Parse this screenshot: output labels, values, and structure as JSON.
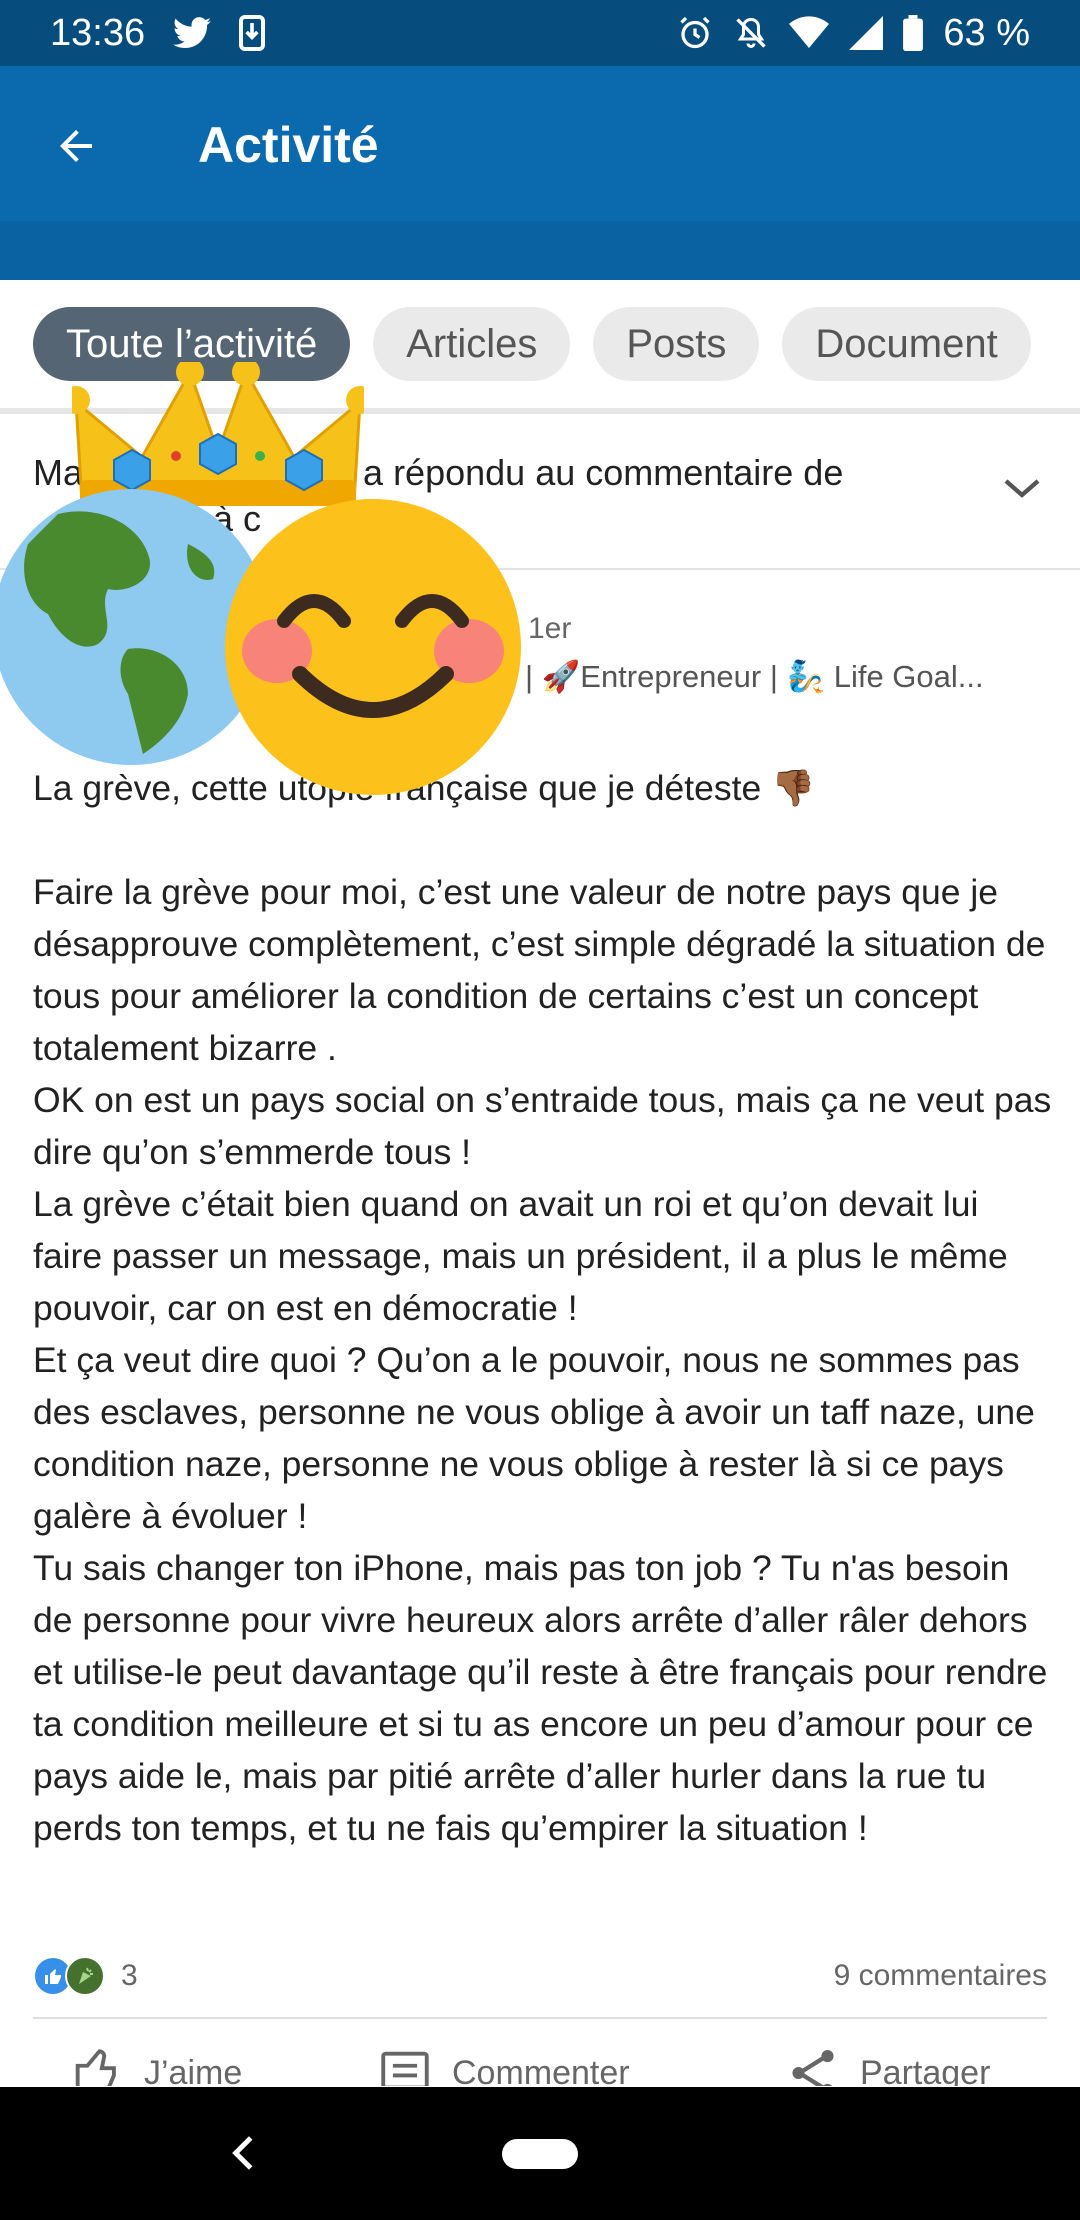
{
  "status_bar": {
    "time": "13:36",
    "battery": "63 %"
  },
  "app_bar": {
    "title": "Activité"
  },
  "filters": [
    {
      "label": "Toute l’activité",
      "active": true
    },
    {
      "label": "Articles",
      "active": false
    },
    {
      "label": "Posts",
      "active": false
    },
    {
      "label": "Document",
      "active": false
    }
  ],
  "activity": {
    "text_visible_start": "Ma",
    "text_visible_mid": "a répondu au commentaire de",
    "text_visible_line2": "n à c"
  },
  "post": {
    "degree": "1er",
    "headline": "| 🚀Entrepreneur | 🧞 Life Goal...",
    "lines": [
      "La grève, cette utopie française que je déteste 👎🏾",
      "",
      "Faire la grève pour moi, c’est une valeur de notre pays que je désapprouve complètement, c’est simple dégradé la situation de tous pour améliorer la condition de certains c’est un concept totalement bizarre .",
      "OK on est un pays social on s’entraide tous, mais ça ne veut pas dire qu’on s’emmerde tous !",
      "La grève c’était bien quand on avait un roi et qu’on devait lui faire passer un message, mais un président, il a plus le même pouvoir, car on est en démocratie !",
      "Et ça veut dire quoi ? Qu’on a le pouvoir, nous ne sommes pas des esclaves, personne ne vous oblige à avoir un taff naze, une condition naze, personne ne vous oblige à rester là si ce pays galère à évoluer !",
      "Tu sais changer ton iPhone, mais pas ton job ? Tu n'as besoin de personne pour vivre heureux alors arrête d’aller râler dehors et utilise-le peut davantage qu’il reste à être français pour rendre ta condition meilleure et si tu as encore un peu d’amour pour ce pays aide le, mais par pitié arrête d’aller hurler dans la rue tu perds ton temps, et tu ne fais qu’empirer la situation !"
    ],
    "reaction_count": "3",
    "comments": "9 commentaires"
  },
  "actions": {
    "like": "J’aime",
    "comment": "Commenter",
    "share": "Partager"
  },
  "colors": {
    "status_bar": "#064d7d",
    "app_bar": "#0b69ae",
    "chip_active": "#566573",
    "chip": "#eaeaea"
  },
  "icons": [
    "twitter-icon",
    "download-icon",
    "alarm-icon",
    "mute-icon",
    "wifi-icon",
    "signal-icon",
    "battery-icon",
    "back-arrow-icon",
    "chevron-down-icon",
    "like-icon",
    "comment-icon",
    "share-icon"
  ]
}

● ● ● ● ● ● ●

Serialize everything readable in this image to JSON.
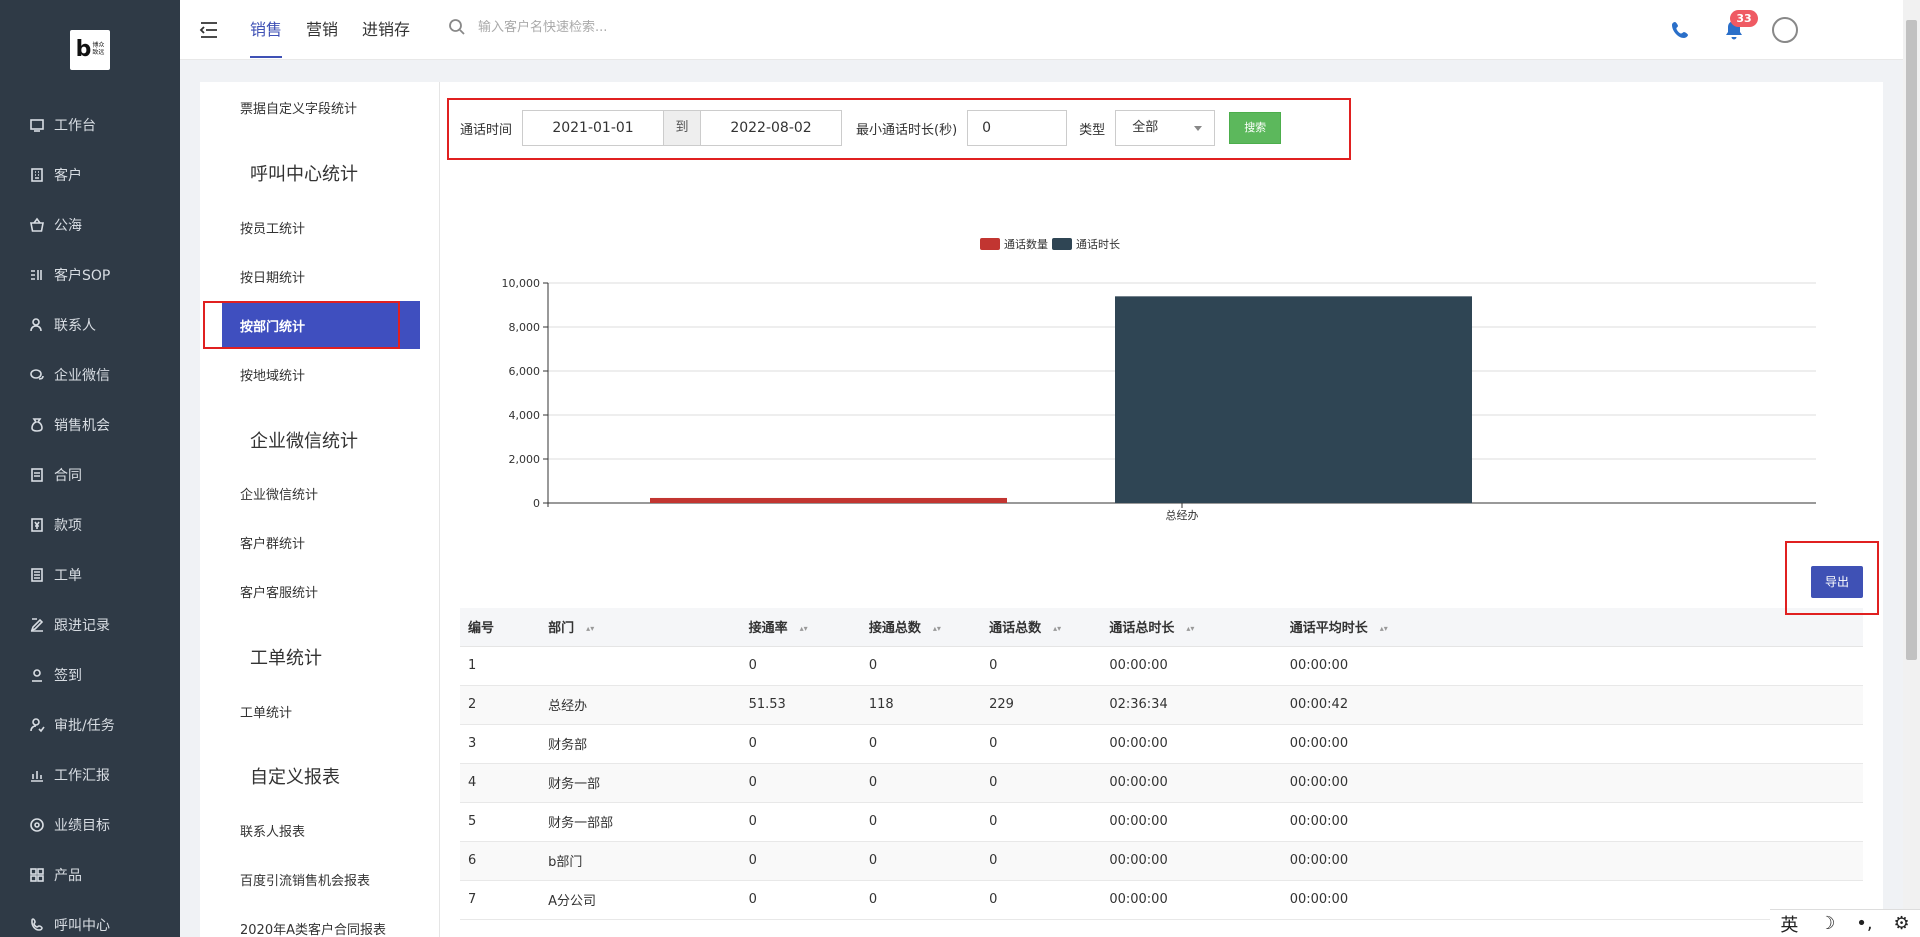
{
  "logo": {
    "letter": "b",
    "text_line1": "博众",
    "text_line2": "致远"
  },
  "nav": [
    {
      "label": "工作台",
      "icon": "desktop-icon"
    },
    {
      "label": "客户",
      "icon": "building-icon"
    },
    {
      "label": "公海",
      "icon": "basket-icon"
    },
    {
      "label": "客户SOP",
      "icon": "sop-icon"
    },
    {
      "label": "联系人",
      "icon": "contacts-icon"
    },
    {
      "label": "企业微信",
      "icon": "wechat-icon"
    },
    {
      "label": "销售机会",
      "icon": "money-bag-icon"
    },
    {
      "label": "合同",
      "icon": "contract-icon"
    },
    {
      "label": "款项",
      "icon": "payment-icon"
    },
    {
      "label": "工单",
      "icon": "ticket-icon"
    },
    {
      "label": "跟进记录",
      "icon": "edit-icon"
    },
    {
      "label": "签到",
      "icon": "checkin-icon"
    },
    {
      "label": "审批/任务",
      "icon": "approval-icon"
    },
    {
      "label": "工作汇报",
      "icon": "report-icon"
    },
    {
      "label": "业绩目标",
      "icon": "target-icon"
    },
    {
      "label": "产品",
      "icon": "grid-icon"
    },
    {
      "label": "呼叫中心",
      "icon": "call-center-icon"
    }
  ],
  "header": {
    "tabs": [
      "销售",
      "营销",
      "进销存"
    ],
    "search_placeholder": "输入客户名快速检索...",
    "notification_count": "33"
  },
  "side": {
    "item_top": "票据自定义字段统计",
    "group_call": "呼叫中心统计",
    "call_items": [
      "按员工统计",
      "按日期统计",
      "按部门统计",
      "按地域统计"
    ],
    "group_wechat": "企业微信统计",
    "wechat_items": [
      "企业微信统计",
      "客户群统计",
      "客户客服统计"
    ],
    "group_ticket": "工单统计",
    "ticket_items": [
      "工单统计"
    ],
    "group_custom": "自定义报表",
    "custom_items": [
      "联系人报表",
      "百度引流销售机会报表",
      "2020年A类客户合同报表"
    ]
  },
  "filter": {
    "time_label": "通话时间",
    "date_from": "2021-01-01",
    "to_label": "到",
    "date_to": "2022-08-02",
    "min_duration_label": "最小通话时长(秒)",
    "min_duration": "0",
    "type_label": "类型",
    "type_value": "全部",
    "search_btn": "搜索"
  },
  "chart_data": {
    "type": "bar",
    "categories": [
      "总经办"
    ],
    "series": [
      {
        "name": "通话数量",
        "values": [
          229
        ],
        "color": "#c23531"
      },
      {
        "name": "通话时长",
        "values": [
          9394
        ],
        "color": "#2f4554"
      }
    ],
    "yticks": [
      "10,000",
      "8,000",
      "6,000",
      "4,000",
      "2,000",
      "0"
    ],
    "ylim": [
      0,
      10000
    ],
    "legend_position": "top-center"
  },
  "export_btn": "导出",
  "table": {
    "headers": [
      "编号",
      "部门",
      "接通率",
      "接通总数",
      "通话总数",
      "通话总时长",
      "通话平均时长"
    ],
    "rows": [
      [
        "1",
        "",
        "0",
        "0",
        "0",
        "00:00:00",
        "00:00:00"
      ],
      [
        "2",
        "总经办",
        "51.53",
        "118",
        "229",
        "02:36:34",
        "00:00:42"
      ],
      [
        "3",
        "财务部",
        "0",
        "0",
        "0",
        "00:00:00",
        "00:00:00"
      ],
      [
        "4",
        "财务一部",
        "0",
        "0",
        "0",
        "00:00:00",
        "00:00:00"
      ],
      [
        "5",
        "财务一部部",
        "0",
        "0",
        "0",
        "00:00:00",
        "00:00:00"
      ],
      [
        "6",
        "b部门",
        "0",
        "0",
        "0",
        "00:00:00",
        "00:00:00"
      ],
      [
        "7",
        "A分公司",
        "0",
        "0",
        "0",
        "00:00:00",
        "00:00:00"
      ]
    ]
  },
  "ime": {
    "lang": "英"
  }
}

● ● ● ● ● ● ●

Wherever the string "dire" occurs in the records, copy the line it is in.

      "OK on est un pays social on s’entraide tous, mais ça ne veut pas dire qu’on s’emmerde tous !",
      "Et ça veut dire quoi ? Qu’on a le pouvoir, nous ne sommes pas des esclaves, personne ne vous oblige à avoir un taff naze, une condition naze, personne ne vous oblige à rester là si ce pays galère à évoluer !",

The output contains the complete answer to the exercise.